Problem description: Give back the entries exactly as they read, leaving each image out.

Task input:
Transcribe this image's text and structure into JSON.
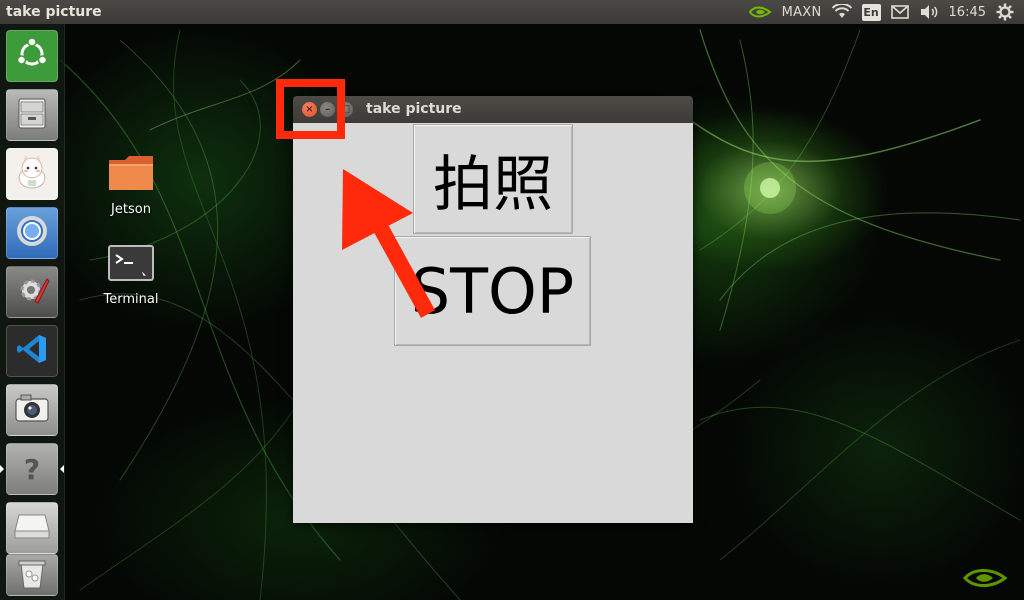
{
  "topPanel": {
    "appTitle": "take picture",
    "indicators": {
      "nvidiaIcon": "nvidia-logo-icon",
      "powerMode": "MAXN",
      "wifiIcon": "wifi-icon",
      "language": "En",
      "mailIcon": "mail-icon",
      "volumeIcon": "volume-icon",
      "time": "16:45",
      "settingsIcon": "gear-icon"
    }
  },
  "launcher": {
    "items": [
      {
        "icon": "ubuntu-logo-icon",
        "color": "#3e9b3c"
      },
      {
        "icon": "file-cabinet-icon",
        "color": "#9a9a98"
      },
      {
        "icon": "cat-app-icon",
        "color": "#f4f1ec"
      },
      {
        "icon": "chromium-icon",
        "color": "#4a8fd8"
      },
      {
        "icon": "settings-tools-icon",
        "color": "#6a6a6a"
      },
      {
        "icon": "vscode-icon",
        "color": "#1f86d4"
      },
      {
        "icon": "camera-icon",
        "color": "#b8b8b4"
      },
      {
        "icon": "help-icon",
        "color": "#9e9e9c"
      },
      {
        "icon": "drive-icon",
        "color": "#c9c9c6"
      },
      {
        "icon": "trash-icon",
        "color": "#8d8d8b"
      }
    ]
  },
  "desktop": {
    "icons": [
      {
        "label": "Jetson",
        "icon": "folder-icon"
      },
      {
        "label": "Terminal",
        "icon": "terminal-icon"
      }
    ]
  },
  "window": {
    "title": "take picture",
    "controls": {
      "close": "×",
      "minimize": "–",
      "maximize": "□"
    },
    "buttons": {
      "photo": "拍照",
      "stop": "STOP"
    }
  },
  "annotation": {
    "color": "#ff2a0c"
  }
}
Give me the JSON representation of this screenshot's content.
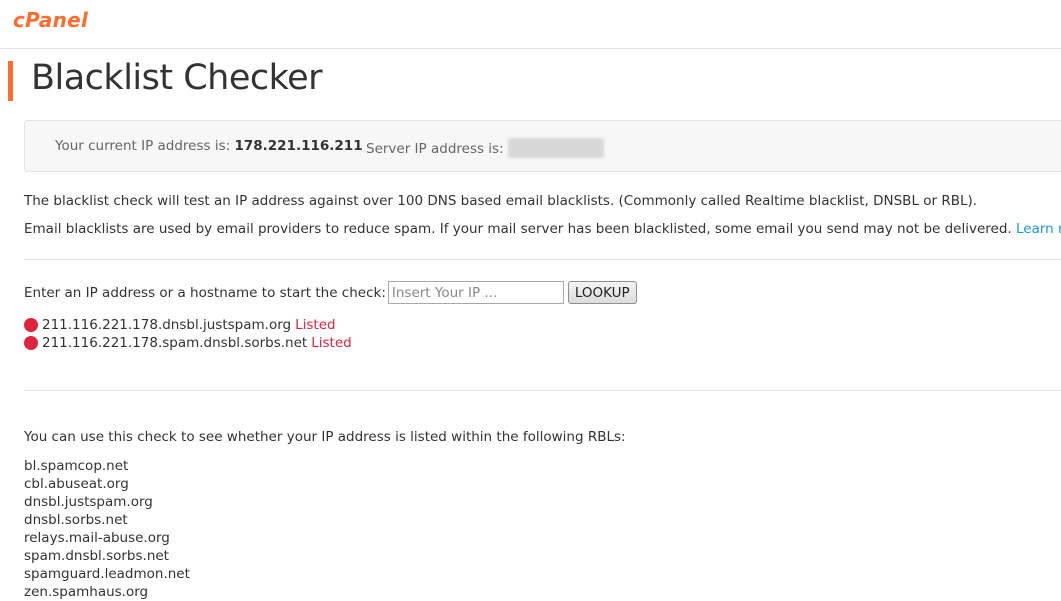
{
  "header": {
    "logo_text": "cPanel"
  },
  "page": {
    "title": "Blacklist Checker"
  },
  "ip_info": {
    "current_label": "Your current IP address is:",
    "current_value": "178.221.116.211",
    "server_label": "Server IP address is:"
  },
  "intro": {
    "line1": "The blacklist check will test an IP address against over 100 DNS based email blacklists. (Commonly called Realtime blacklist, DNSBL or RBL).",
    "line2": "Email blacklists are used by email providers to reduce spam. If your mail server has been blacklisted, some email you send may not be delivered.",
    "learn_more": "Learn more"
  },
  "lookup": {
    "label": "Enter an IP address or a hostname to start the check:",
    "placeholder": "Insert Your IP ...",
    "button": "LOOKUP"
  },
  "results": [
    {
      "host": "211.116.221.178.dnsbl.justspam.org",
      "status": "Listed"
    },
    {
      "host": "211.116.221.178.spam.dnsbl.sorbs.net",
      "status": "Listed"
    }
  ],
  "rbl": {
    "intro": "You can use this check to see whether your IP address is listed within the following RBLs:",
    "items": [
      "bl.spamcop.net",
      "cbl.abuseat.org",
      "dnsbl.justspam.org",
      "dnsbl.sorbs.net",
      "relays.mail-abuse.org",
      "spam.dnsbl.sorbs.net",
      "spamguard.leadmon.net",
      "zen.spamhaus.org"
    ]
  },
  "colors": {
    "accent": "#ff6c2c",
    "listed": "#e0243e",
    "link": "#179bd7"
  }
}
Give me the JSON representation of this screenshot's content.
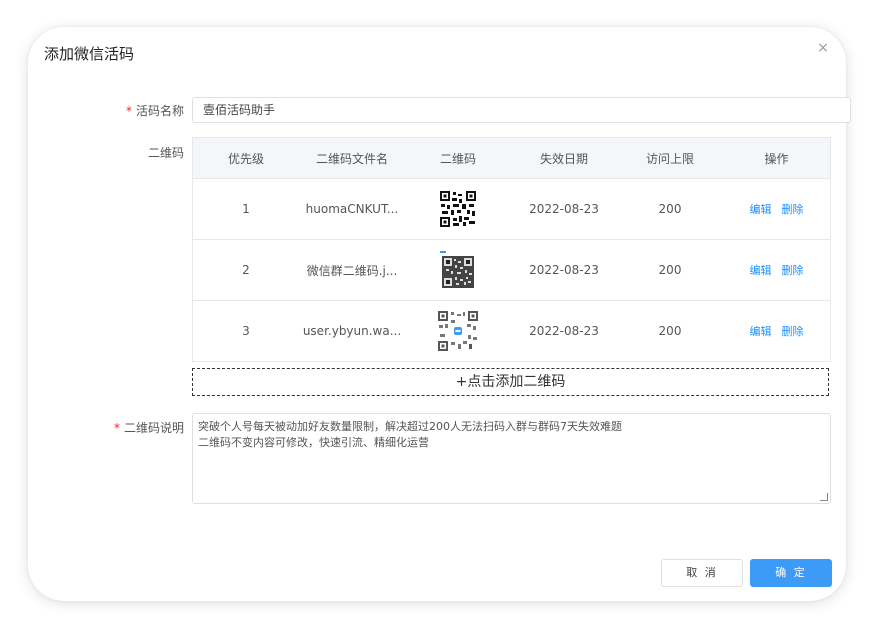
{
  "dialog": {
    "title": "添加微信活码",
    "close_symbol": "×"
  },
  "form": {
    "name_label": "活码名称",
    "name_value": "壹佰活码助手",
    "qr_label": "二维码",
    "desc_label": "二维码说明",
    "desc_line1": "突破个人号每天被动加好友数量限制，解决超过200人无法扫码入群与群码7天失效难题",
    "desc_line2": "二维码不变内容可修改，快速引流、精细化运营",
    "add_qr_label": "+点击添加二维码"
  },
  "table": {
    "headers": [
      "优先级",
      "二维码文件名",
      "二维码",
      "失效日期",
      "访问上限",
      "操作"
    ],
    "rows": [
      {
        "priority": "1",
        "filename": "huomaCNKUT...",
        "qr_icon": "qr-code-image",
        "expire": "2022-08-23",
        "limit": "200",
        "edit": "编辑",
        "delete": "删除"
      },
      {
        "priority": "2",
        "filename": "微信群二维码.j...",
        "qr_icon": "qr-code-image",
        "expire": "2022-08-23",
        "limit": "200",
        "edit": "编辑",
        "delete": "删除"
      },
      {
        "priority": "3",
        "filename": "user.ybyun.wa...",
        "qr_icon": "qr-code-image",
        "expire": "2022-08-23",
        "limit": "200",
        "edit": "编辑",
        "delete": "删除"
      }
    ]
  },
  "footer": {
    "cancel_label": "取 消",
    "ok_label": "确 定"
  },
  "colors": {
    "primary": "#3d9bf8",
    "link": "#1890ff",
    "required": "#f5222d"
  }
}
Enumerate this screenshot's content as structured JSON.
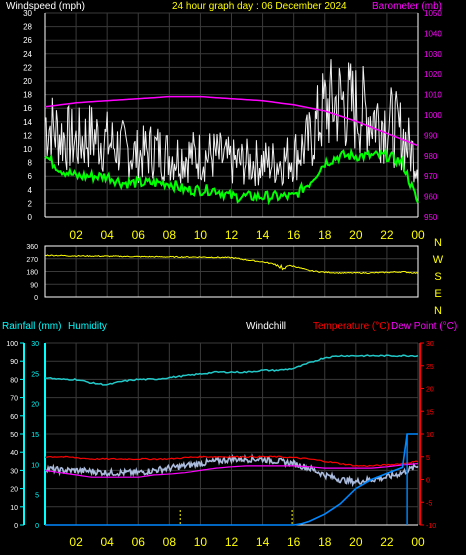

Written response:
Transcribe this image's text and structure into JSON.
{
  "topPanel": {
    "appTitle": "take picture",
    "indicators": {
      "nvidiaIcon": "nvidia-logo-icon",
      "powerMode": "MAXN",
      "wifiIcon": "wifi-icon",
      "language": "En",
      "mailIcon": "mail-icon",
      "volumeIcon": "volume-icon",
      "time": "16:45",
      "settingsIcon": "gear-icon"
    }
  },
  "launcher": {
    "items": [
      {
        "icon": "ubuntu-logo-icon",
        "color": "#3e9b3c"
      },
      {
        "icon": "file-cabinet-icon",
        "color": "#9a9a98"
      },
      {
        "icon": "cat-app-icon",
        "color": "#f4f1ec"
      },
      {
        "icon": "chromium-icon",
        "color": "#4a8fd8"
      },
      {
        "icon": "settings-tools-icon",
        "color": "#6a6a6a"
      },
      {
        "icon": "vscode-icon",
        "color": "#1f86d4"
      },
      {
        "icon": "camera-icon",
        "color": "#b8b8b4"
      },
      {
        "icon": "help-icon",
        "color": "#9e9e9c"
      },
      {
        "icon": "drive-icon",
        "color": "#c9c9c6"
      },
      {
        "icon": "trash-icon",
        "color": "#8d8d8b"
      }
    ]
  },
  "desktop": {
    "icons": [
      {
        "label": "Jetson",
        "icon": "folder-icon"
      },
      {
        "label": "Terminal",
        "icon": "terminal-icon"
      }
    ]
  },
  "window": {
    "title": "take picture",
    "controls": {
      "close": "×",
      "minimize": "–",
      "maximize": "□"
    },
    "buttons": {
      "photo": "拍照",
      "stop": "STOP"
    }
  },
  "annotation": {
    "color": "#ff2a0c"
  }
}
Give me the JSON representation of this screenshot's content.
{
  "header": {
    "logo_text": "cPanel"
  },
  "page": {
    "title": "Blacklist Checker"
  },
  "ip_info": {
    "current_label": "Your current IP address is:",
    "current_value": "178.221.116.211",
    "server_label": "Server IP address is:"
  },
  "intro": {
    "line1": "The blacklist check will test an IP address against over 100 DNS based email blacklists. (Commonly called Realtime blacklist, DNSBL or RBL).",
    "line2": "Email blacklists are used by email providers to reduce spam. If your mail server has been blacklisted, some email you send may not be delivered.",
    "learn_more": "Learn more"
  },
  "lookup": {
    "label": "Enter an IP address or a hostname to start the check:",
    "placeholder": "Insert Your IP ...",
    "button": "LOOKUP"
  },
  "results": [
    {
      "host": "211.116.221.178.dnsbl.justspam.org",
      "status": "Listed"
    },
    {
      "host": "211.116.221.178.spam.dnsbl.sorbs.net",
      "status": "Listed"
    }
  ],
  "rbl": {
    "intro": "You can use this check to see whether your IP address is listed within the following RBLs:",
    "items": [
      "bl.spamcop.net",
      "cbl.abuseat.org",
      "dnsbl.justspam.org",
      "dnsbl.sorbs.net",
      "relays.mail-abuse.org",
      "spam.dnsbl.sorbs.net",
      "spamguard.leadmon.net",
      "zen.spamhaus.org"
    ]
  },
  "colors": {
    "accent": "#ff6c2c",
    "listed": "#e0243e",
    "link": "#179bd7"
  }
}
Give me the JSON representation of this screenshot's content.
{
  "dialog": {
    "title": "添加微信活码",
    "close_symbol": "×"
  },
  "form": {
    "name_label": "活码名称",
    "name_value": "壹佰活码助手",
    "qr_label": "二维码",
    "desc_label": "二维码说明",
    "desc_line1": "突破个人号每天被动加好友数量限制，解决超过200人无法扫码入群与群码7天失效难题",
    "desc_line2": "二维码不变内容可修改，快速引流、精细化运营",
    "add_qr_label": "+点击添加二维码"
  },
  "table": {
    "headers": [
      "优先级",
      "二维码文件名",
      "二维码",
      "失效日期",
      "访问上限",
      "操作"
    ],
    "rows": [
      {
        "priority": "1",
        "filename": "huomaCNKUT...",
        "qr_icon": "qr-code-image",
        "expire": "2022-08-23",
        "limit": "200",
        "edit": "编辑",
        "delete": "删除"
      },
      {
        "priority": "2",
        "filename": "微信群二维码.j...",
        "qr_icon": "qr-code-image",
        "expire": "2022-08-23",
        "limit": "200",
        "edit": "编辑",
        "delete": "删除"
      },
      {
        "priority": "3",
        "filename": "user.ybyun.wa...",
        "qr_icon": "qr-code-image",
        "expire": "2022-08-23",
        "limit": "200",
        "edit": "编辑",
        "delete": "删除"
      }
    ]
  },
  "footer": {
    "cancel_label": "取 消",
    "ok_label": "确 定"
  },
  "colors": {
    "primary": "#3d9bf8",
    "link": "#1890ff",
    "required": "#f5222d"
  }
}
Enumerate this screenshot's content as structured JSON.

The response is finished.